- BBBiotechnol Bioeng 2016; 113(4):744-53
- Lignocellulosic raw material plays a crucial role in the development of sustainable processes for the production of fuels and chemicals. Weak acids such as acetic acid and formic acid are troublesome…
Lignocellulosic raw material plays a crucial role in the development of sustainable processes for the production of fuels and chemicals. Weak acids such as acetic acid and formic acid are troublesome inhibitors restricting efficient microbial conversion of the biomass to desired products. To improve our understanding of weak acid inhibition and to identify engineering strategies to reduce acetic acid toxicity, the highly acetic-acid-tolerant yeast Zygosaccharomyces bailii was studied. The impact of acetic acid membrane permeability on acetic acid tolerance in Z. bailii was investigated with particular focus on how the previously demonstrated high sphingolipid content in the plasma membrane influences acetic acid tolerance and membrane permeability. Through molecular dynamics simulations, we concluded that membranes with a high content of sphingolipids are thicker and more dense, increasing the free energy barrier for the permeation of acetic acid through the membrane. Z. bailii cultured with the drug myriocin, known to decrease cellular sphingo-lipid levels, exhibited significant growth inhibition in the presence of acetic acid, while growth in medium without acetic acid was unaffected by the myriocin addition. Furthermore, following an acetic acid pulse, the intracellular pH decreased more in myriocin-treated cells than in control cells.

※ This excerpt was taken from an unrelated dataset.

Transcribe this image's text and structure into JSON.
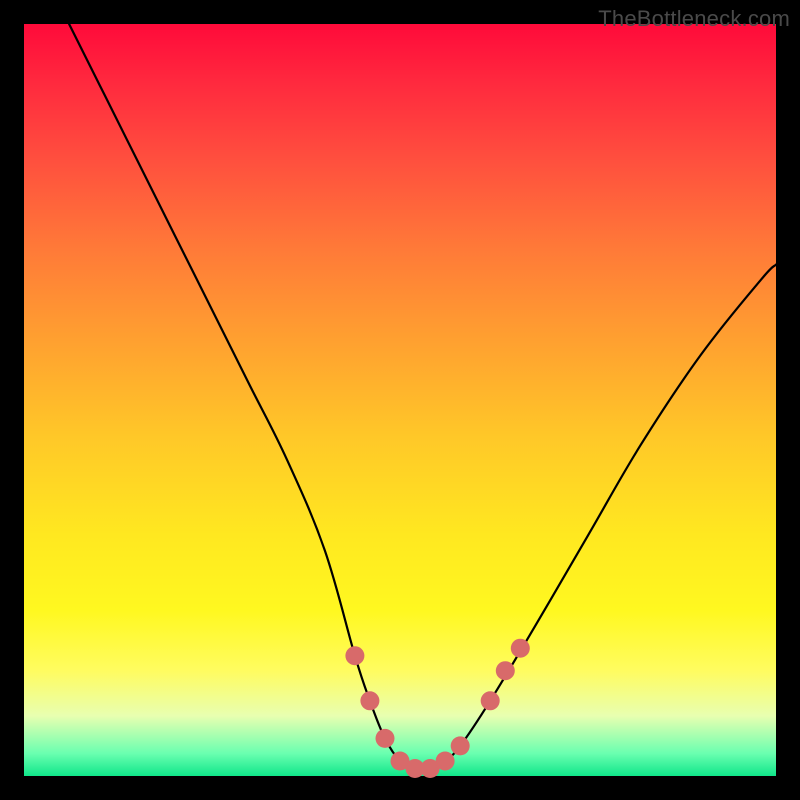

This indicates a higher inflow rate of acetic acid and confirms that the reduction in growth of cells cultured with myriocin in the medium with acetic acid was due to an increase in membrane permeability, thereby demonstrating the importance of a high fraction of sphingolipids in the membrane of Z. bailii to facilitate acetic acid resistance; a property potentially transferable to desired production organisms suffering from weak acid stress.